Add to your diet: Chicken’s versatility makes it perfect with little time to cook. You can bake, broil, grill, or poach chicken in broth. Leftover chicken works well on top of salads, mixed into pasta, or stuffed into sandwiches and burritos. Fresh chicken stores safely for two days in the fridge, but can be frozen for six months or more.
Frozen Mixed Berries
The colorful compounds that make blueberries blue, blackberries deep purple, and raspberries a rich shade of red are called anthocyanins–a powerful group of antioxidants that may help stave off Alzheimer’s disease and some cancers. Anthocyanins may also assist with postrun recovery and muscle repair. Not bad for a fruit group that contains a mere 60 calories or so per cup. And remember: Frozen berries are just as nutritious as fresh ones, but they keep far longer (up to nine months in the freezer), making it easier to always have them ready to eat.
Add to your diet: Frozen berries make a great base for a smoothie and there’s no need to thaw them. Once thawed, eat them straight up or add to some vanilla yogurt with chopped nuts. Or liven up your hot or cold cereal with a big handful.
Chocolate contains potent antioxidants called flavonols that can boost heart health. In one study, a group of soccer players had lower blood pressure and total cholesterol levels, and less artery-clogging LDL cholesterol after just two weeks of eating chocolate daily. Other research suggests that the chocolate flavonols ease inflammation and help prevent blood substances from becoming sticky, which lowers the risk of potential blood clots. But not just any chocolate will do. First off, dark chocolate (the darker the better) generally contains more flavonols than milk chocolate. Also, the way the cocoa beans are processed can influence the potency of the flavonols. Chocolate manufacturer Mars has developed a procedure that apparently retains much of the antioxidant powers of the flavonols, and their research shows just a little over an ounce (200 calories worth) of Dove dark chocolate per day has heart-healthy benefits.
Add to your diet: Besides the obvious (just eat it!), you can add dark chocolate to trail mix, dip it in peanut butter (my favorite), or combine it with fruit for an even greater antioxidant punch. Just keep track of the calories. Buy chocolate wrapped in small pieces to help with portion control.
Besides being a good source of protein and calcium (one cup provides 13 grams of protein and 40 percent of the DV for calcium), low-fat yogurt with live cultures provides the healthy bacteria your digestive tract needs to function optimally. This good bacteria may also have anti-inflammatory powers that can offer some relief to arthritis suffers. Just look for the live-culture symbol on the yogurt carton.
Add to your diet: Low-fat yogurt is great topped with fruit, granola, or nuts, or used as a base for smoothies. Plain yogurt can be mixed with diced cucumber and herbs like dill and spread over grilled tofu, chicken, fish, and other meats. Yogurt can also double as a salad dressing with vinegar and herbs. Or mix it with fresh salsa to stand in as a dip for veggies and baked chips.
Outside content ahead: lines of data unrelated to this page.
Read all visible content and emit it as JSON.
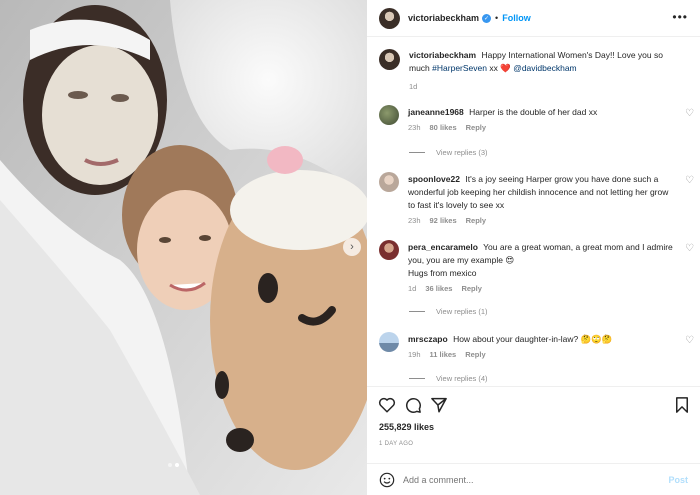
{
  "header": {
    "username": "victoriabeckham",
    "separator": "•",
    "follow_label": "Follow",
    "more_label": "•••"
  },
  "caption": {
    "username": "victoriabeckham",
    "text": "Happy International Women's Day!! Love you so much",
    "hashtag": "#HarperSeven",
    "text_after": "xx",
    "heart": "❤️",
    "mention": "@davidbeckham",
    "time": "1d"
  },
  "comments": [
    {
      "username": "janeanne1968",
      "text": "Harper is the double of her dad xx",
      "time": "23h",
      "likes": "80 likes",
      "reply_label": "Reply",
      "view_replies": "View replies (3)"
    },
    {
      "username": "spoonlove22",
      "text": "It's a joy seeing Harper grow you have done such a wonderful job keeping her childish innocence and not letting her grow to fast it's lovely to see xx",
      "time": "23h",
      "likes": "92 likes",
      "reply_label": "Reply"
    },
    {
      "username": "pera_encaramelo",
      "text": "You are a great woman, a great mom and I admire you, you are my example 😍",
      "text2": "Hugs from mexico",
      "time": "1d",
      "likes": "36 likes",
      "reply_label": "Reply",
      "view_replies": "View replies (1)"
    },
    {
      "username": "mrsczapo",
      "text": "How about your daughter-in-law? 🤔🙄🤔",
      "time": "19h",
      "likes": "11 likes",
      "reply_label": "Reply",
      "view_replies": "View replies (4)"
    }
  ],
  "post": {
    "likes": "255,829 likes",
    "time": "1 DAY AGO"
  },
  "add_comment": {
    "placeholder": "Add a comment...",
    "post_label": "Post"
  },
  "icons": {
    "like": "heart-outline-icon",
    "comment": "speech-bubble-icon",
    "share": "paper-plane-icon",
    "save": "bookmark-icon",
    "emoji": "smiley-icon",
    "comment_like": "small-heart-icon",
    "next": "chevron-right-icon"
  },
  "colors": {
    "link": "#00376b",
    "follow": "#0095f6",
    "muted": "#8e8e8e",
    "verified": "#3897f0",
    "post_disabled": "#b2dffc"
  },
  "carousel": {
    "active_index": 1,
    "count": 2
  }
}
Short list of things to do in 2012. Not resolutions, as those are usually short-term and broken my February. These are just neat, little things to do to capture life, learn new things, etc.
What’s on your list?
OKAY…Tomorrow, I start training for my second marathon. I’m just not sure which one…yet! My training schedule has me running the race on Memorial Day weekend. I’m sure there will be plenty out there to choose from. It’s just a matter of which one???
I’m excited about starting my training again. Strange how I’ve become used to training for something. There’s something about working towards a goal that makes what you’re doing seem REAL.
Stay tuned for updates!!!